We have a high walled courtyard off the main bathroom. When my children were preschoolers, they planted a branch of cypress there. Surprisingly, a pine tree grew. It must have come up from a seed on the stick. The kids thought themselves master gardeners, especially when a pair of Willie Wagtails built a nest in the pine.
We gravitated to the bathroom, watching the birds sit tight on the tiny bowl. Once the eggs hatched though, the Willies became the mother of all birds.
Woke to see a red sun
sitting on the ocean
first honeymoon morning
in the half-light predawn
a pause in real time
you sat up and glanced
then pulled me back down to bed
saying I was more engaging
my body better to see
hotter than the sun
kissing with closed eyes
your red hair backlit
golden and glowing
tangled all up in you
over excited by it
I hurled the pillows
to the floor
kicking off sheets
laughing like a maniac
in a frenzy
I heard a plaintive cry outside the lounge room. It usually means the finches are in danger, that either a goanna or a snake threatened.
Looking outside, I couldn’t see either. Then, 8 finches flew up from the wheel-barrow. October has been incredibly warm, but there was a cold snap at end of September. Firewood is still stacked outside.
Next to the cut logs was a tiny Double-barred Finch. It’s wing looked broken, though I wasn’t sure. Completely motionless, the bird must have hit the glass door. Its family flock were encouraging it to fly.
A let down.
Seems like overwhelming disappointment.
I got so into the characters I would dream plotlines.
Then allow doubt to infiltrate all the premises of my novel.
Spending a decade writing something, only to save it in 4 places.
To let it sit, to rot and petrify in multiple folders and thumb drives.
Tried to give the draft a final editing push, but fall back again. It seems like trash, hardly worth the effort to whip it into shape. Who am I kidding, no traditional publisher would want this crap? I’ve been neglecting the manuscript again, a bird with…
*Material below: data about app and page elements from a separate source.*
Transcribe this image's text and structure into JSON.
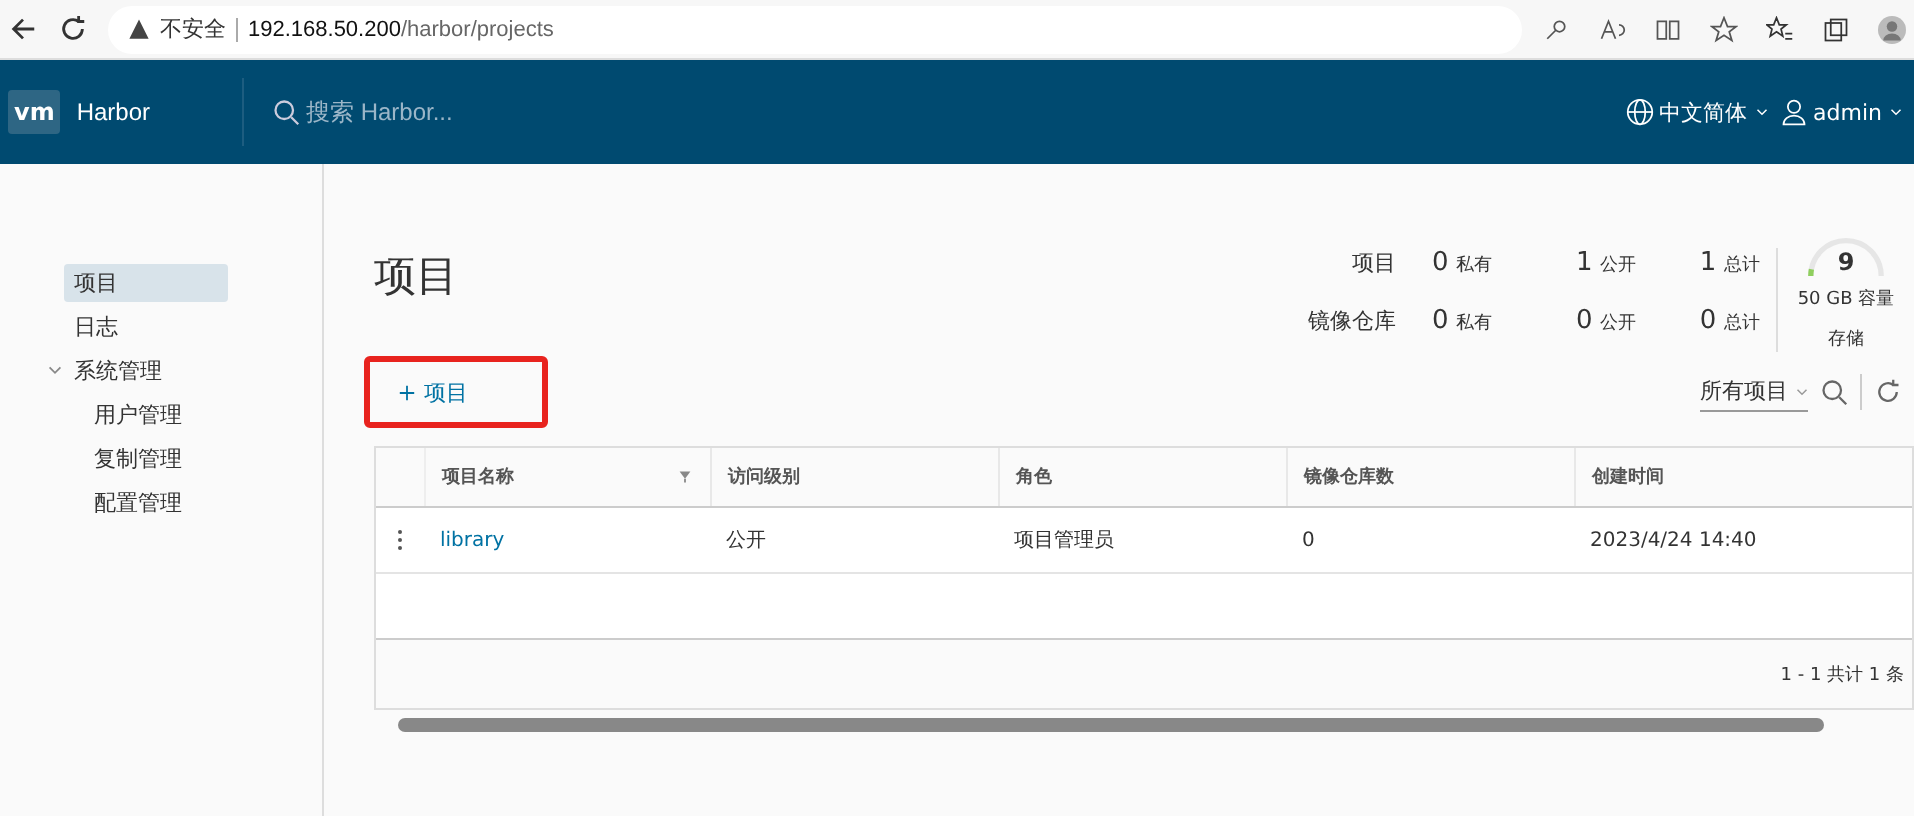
{
  "browser": {
    "security": "不安全",
    "url_host": "192.168.50.200",
    "url_path": "/harbor/projects"
  },
  "header": {
    "logo": "vm",
    "title": "Harbor",
    "search_placeholder": "搜索 Harbor...",
    "language": "中文简体",
    "user": "admin"
  },
  "sidebar": {
    "items": [
      {
        "label": "项目",
        "selected": true
      },
      {
        "label": "日志",
        "selected": false
      },
      {
        "label": "系统管理",
        "selected": false,
        "expanded": true,
        "children": [
          {
            "label": "用户管理",
            "selected": false
          },
          {
            "label": "复制管理",
            "selected": false
          },
          {
            "label": "配置管理",
            "selected": false
          }
        ]
      }
    ]
  },
  "page_title": "项目",
  "summary": {
    "rows": [
      {
        "label": "项目",
        "cells": [
          {
            "value": "0",
            "unit": "私有"
          },
          {
            "value": "1",
            "unit": "公开"
          },
          {
            "value": "1",
            "unit": "总计"
          }
        ]
      },
      {
        "label": "镜像仓库",
        "cells": [
          {
            "value": "0",
            "unit": "私有"
          },
          {
            "value": "0",
            "unit": "公开"
          },
          {
            "value": "0",
            "unit": "总计"
          }
        ]
      }
    ],
    "storage": {
      "value": "9",
      "capacity": "50 GB 容量",
      "label": "存储",
      "level": 0.06
    }
  },
  "new_button": {
    "label": "项目",
    "highlighted": true
  },
  "filter": {
    "label": "所有项目"
  },
  "table": {
    "columns": [
      "项目名称",
      "访问级别",
      "角色",
      "镜像仓库数",
      "创建时间"
    ],
    "rows": [
      {
        "cells": [
          "library",
          "公开",
          "项目管理员",
          "0",
          "2023/4/24 14:40"
        ]
      }
    ],
    "footer": "1 - 1 共计 1 条"
  }
}
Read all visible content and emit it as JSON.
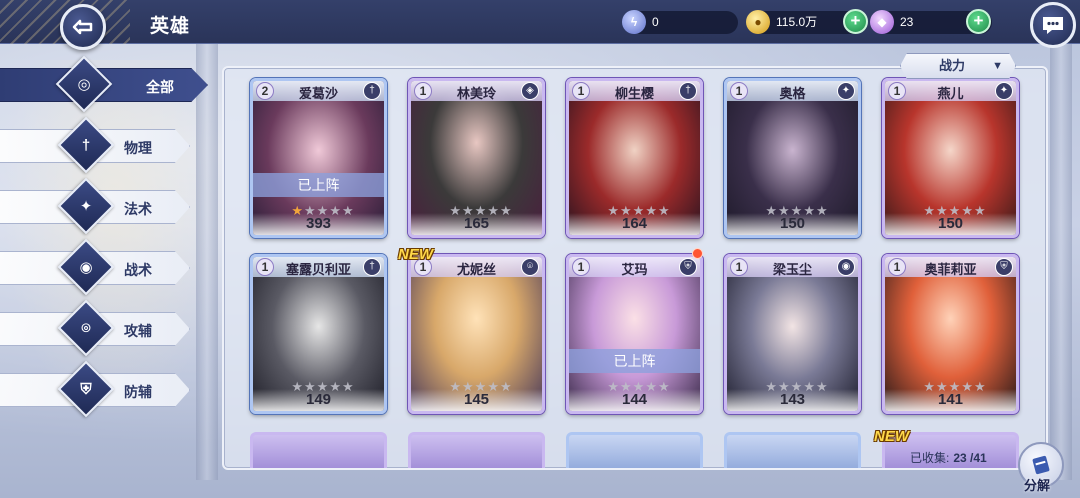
{
  "header": {
    "title": "英雄",
    "resources": [
      {
        "icon": "lightning-coin-icon",
        "value": "0"
      },
      {
        "icon": "gold-coin-icon",
        "value": "115.0万"
      },
      {
        "icon": "purple-gem-icon",
        "value": "23"
      }
    ]
  },
  "tabs": [
    {
      "label": "全部",
      "icon": "all-icon",
      "active": true
    },
    {
      "label": "物理",
      "icon": "sword-icon",
      "active": false
    },
    {
      "label": "法术",
      "icon": "magic-icon",
      "active": false
    },
    {
      "label": "战术",
      "icon": "eye-icon",
      "active": false
    },
    {
      "label": "攻辅",
      "icon": "attack-support-icon",
      "active": false
    },
    {
      "label": "防辅",
      "icon": "shield-icon",
      "active": false
    }
  ],
  "sort": {
    "label": "战力"
  },
  "heroes": [
    {
      "level": "2",
      "name": "爱葛沙",
      "power": "393",
      "stars_lit": 1,
      "deployed": "已上阵",
      "frame": "blue"
    },
    {
      "level": "1",
      "name": "林美玲",
      "power": "165",
      "stars_lit": 0,
      "frame": "purple"
    },
    {
      "level": "1",
      "name": "柳生樱",
      "power": "164",
      "stars_lit": 0,
      "frame": "purple"
    },
    {
      "level": "1",
      "name": "奥格",
      "power": "150",
      "stars_lit": 0,
      "frame": "blue"
    },
    {
      "level": "1",
      "name": "燕儿",
      "power": "150",
      "stars_lit": 0,
      "frame": "purple"
    },
    {
      "level": "1",
      "name": "塞露贝利亚",
      "power": "149",
      "stars_lit": 0,
      "frame": "blue"
    },
    {
      "level": "1",
      "name": "尤妮丝",
      "power": "145",
      "stars_lit": 0,
      "frame": "purple",
      "new": "NEW"
    },
    {
      "level": "1",
      "name": "艾玛",
      "power": "144",
      "stars_lit": 0,
      "deployed": "已上阵",
      "frame": "purple",
      "dot": true
    },
    {
      "level": "1",
      "name": "梁玉尘",
      "power": "143",
      "stars_lit": 0,
      "frame": "purple"
    },
    {
      "level": "1",
      "name": "奥菲莉亚",
      "power": "141",
      "stars_lit": 0,
      "frame": "purple"
    }
  ],
  "bottom_new": "NEW",
  "collection": {
    "label": "已收集:",
    "value": "23 /41"
  },
  "dismantle": {
    "label": "分解"
  }
}
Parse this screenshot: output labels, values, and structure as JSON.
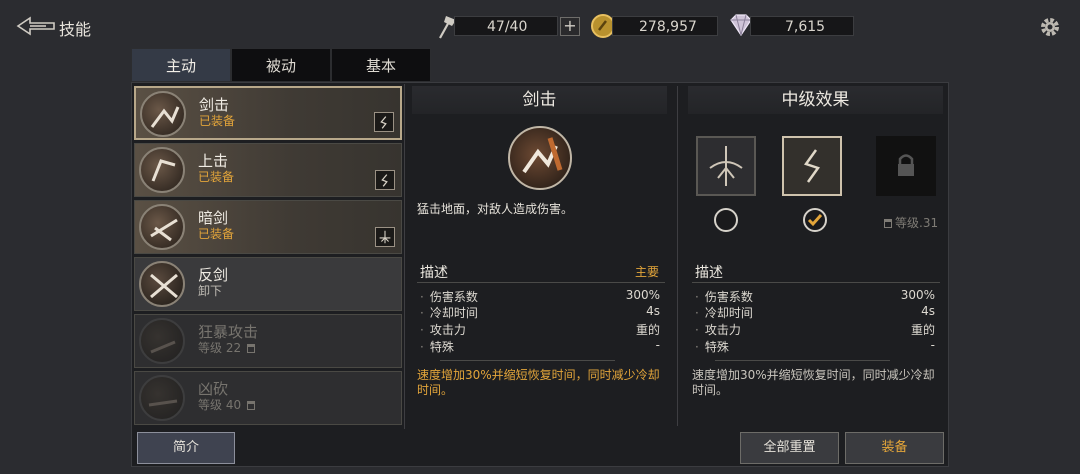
{
  "header": {
    "title": "技能",
    "stamina": "47/40",
    "gold": "278,957",
    "gems": "7,615"
  },
  "tabs": [
    {
      "label": "主动",
      "active": true
    },
    {
      "label": "被动",
      "active": false
    },
    {
      "label": "基本",
      "active": false
    }
  ],
  "skills": [
    {
      "name": "剑击",
      "status": "已装备",
      "state": "equipped",
      "icon": "sword-strike-icon"
    },
    {
      "name": "上击",
      "status": "已装备",
      "state": "equipped",
      "icon": "upper-strike-icon"
    },
    {
      "name": "暗剑",
      "status": "已装备",
      "state": "equipped",
      "icon": "dark-sword-icon"
    },
    {
      "name": "反剑",
      "status": "卸下",
      "state": "normal",
      "icon": "counter-sword-icon"
    },
    {
      "name": "狂暴攻击",
      "status": "等级 22",
      "state": "locked",
      "icon": "berserk-attack-icon"
    },
    {
      "name": "凶砍",
      "status": "等级 40",
      "state": "locked",
      "icon": "fierce-slash-icon"
    }
  ],
  "detail": {
    "name": "剑击",
    "description": "猛击地面，对敌人造成伤害。",
    "section_title": "描述",
    "section_tag": "主要",
    "stats": [
      {
        "label": "伤害系数",
        "value": "300%"
      },
      {
        "label": "冷却时间",
        "value": "4s"
      },
      {
        "label": "攻击力",
        "value": "重的"
      },
      {
        "label": "特殊",
        "value": "-"
      }
    ],
    "note": "速度增加30%并缩短恢复时间，同时减少冷却时间。"
  },
  "effects": {
    "title": "中级效果",
    "section_title": "描述",
    "stats": [
      {
        "label": "伤害系数",
        "value": "300%"
      },
      {
        "label": "冷却时间",
        "value": "4s"
      },
      {
        "label": "攻击力",
        "value": "重的"
      },
      {
        "label": "特殊",
        "value": "-"
      }
    ],
    "note": "速度增加30%并缩短恢复时间，同时减少冷却时间。",
    "lock_level": "等级.31"
  },
  "buttons": {
    "intro": "简介",
    "reset_all": "全部重置",
    "equip": "装备"
  },
  "colors": {
    "accent_gold": "#e3a53a",
    "panel_bg": "#1d1e21"
  }
}
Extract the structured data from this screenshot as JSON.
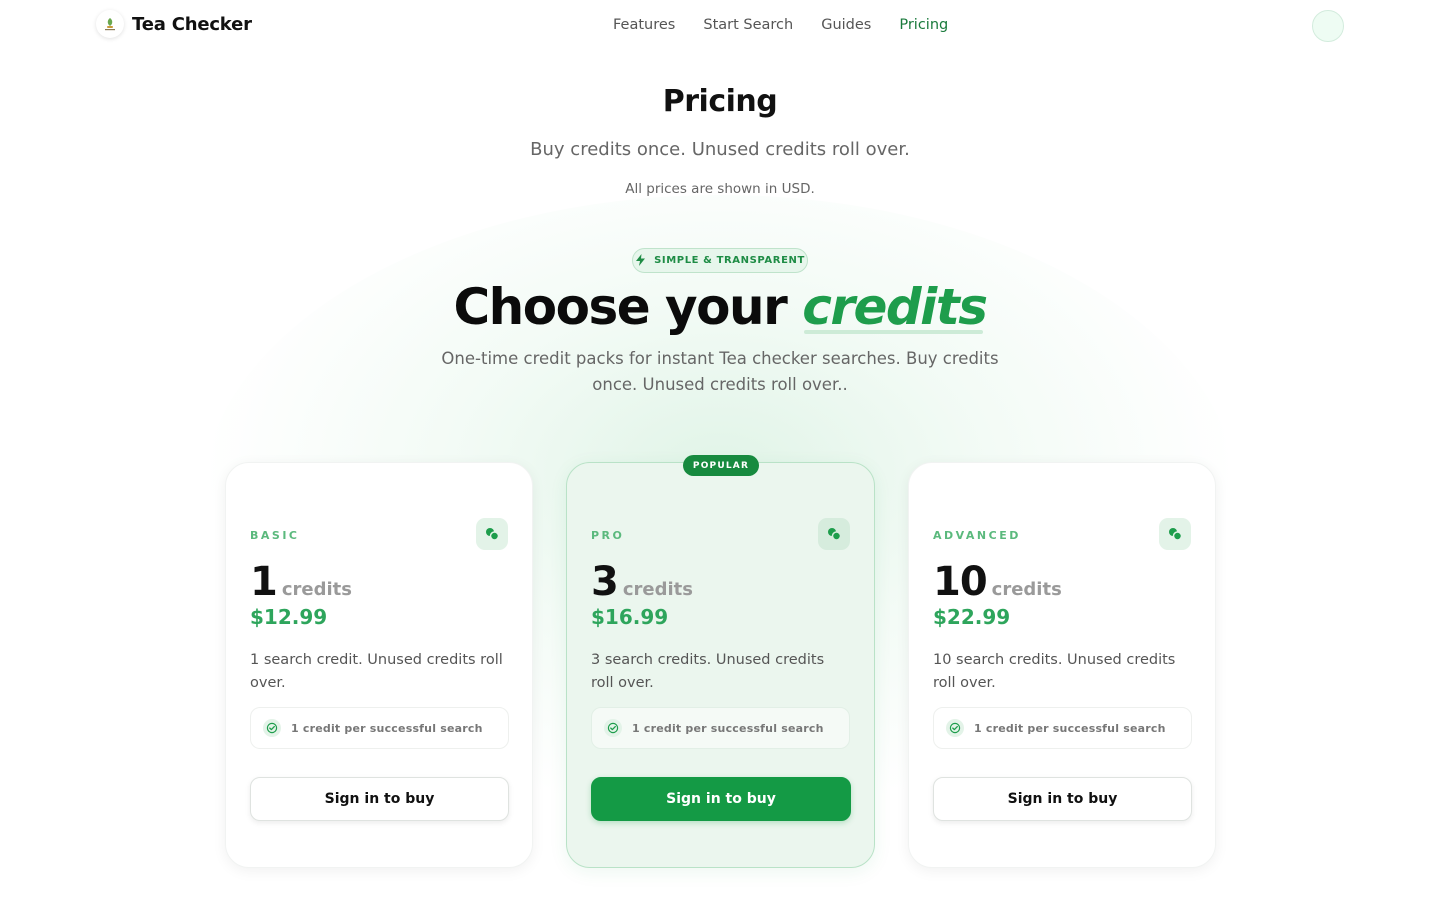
{
  "app": {
    "brand_name": "Tea Checker",
    "logo_icon": "tea-leaf-logo",
    "accent_color": "#1e9d4c"
  },
  "nav": {
    "items": [
      {
        "label": "Features",
        "active": false
      },
      {
        "label": "Start Search",
        "active": false
      },
      {
        "label": "Guides",
        "active": false
      },
      {
        "label": "Pricing",
        "active": true
      }
    ]
  },
  "page": {
    "title": "Pricing",
    "subtitle": "Buy credits once. Unused credits roll over.",
    "note": "All prices are shown in USD."
  },
  "hero": {
    "badge": "SIMPLE & TRANSPARENT",
    "badge_icon": "lightning-icon",
    "title_prefix": "Choose your",
    "title_accent": "credits",
    "subtitle": "One-time credit packs for instant Tea checker searches. Buy credits once. Unused credits roll over.."
  },
  "plans": [
    {
      "tier": "BASIC",
      "credits": "1",
      "credits_label": "credits",
      "price": "$12.99",
      "description": "1 search credit. Unused credits roll over.",
      "feature": "1 credit per successful search",
      "cta": "Sign in to buy",
      "popular": false
    },
    {
      "tier": "PRO",
      "credits": "3",
      "credits_label": "credits",
      "price": "$16.99",
      "description": "3 search credits. Unused credits roll over.",
      "feature": "1 credit per successful search",
      "cta": "Sign in to buy",
      "popular": true,
      "popular_label": "POPULAR"
    },
    {
      "tier": "ADVANCED",
      "credits": "10",
      "credits_label": "credits",
      "price": "$22.99",
      "description": "10 search credits. Unused credits roll over.",
      "feature": "1 credit per successful search",
      "cta": "Sign in to buy",
      "popular": false
    }
  ]
}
Rainbow Bee-eaters are back from wintering in north Queensland or New Guinea. They’ve returned to our farm to breed and gobble bees. And the best place for bees is our orchard.
In the first week of spring, apricots trees blossomed and bees swarmed.
Spiny-cheeked Honeyeaters have come to my home again. Unlike the world wide travel ban, they’ve been enjoying six months of warm weather in arid central Australia; now they’re back for breeding.
These birds have pink beaks with black tips and blue eye rings. Tufts of yellow feathers stick out like whiskers on their cheeks. They like to hang out upside down, or sideways, sipping the sweetness from new spring flowers.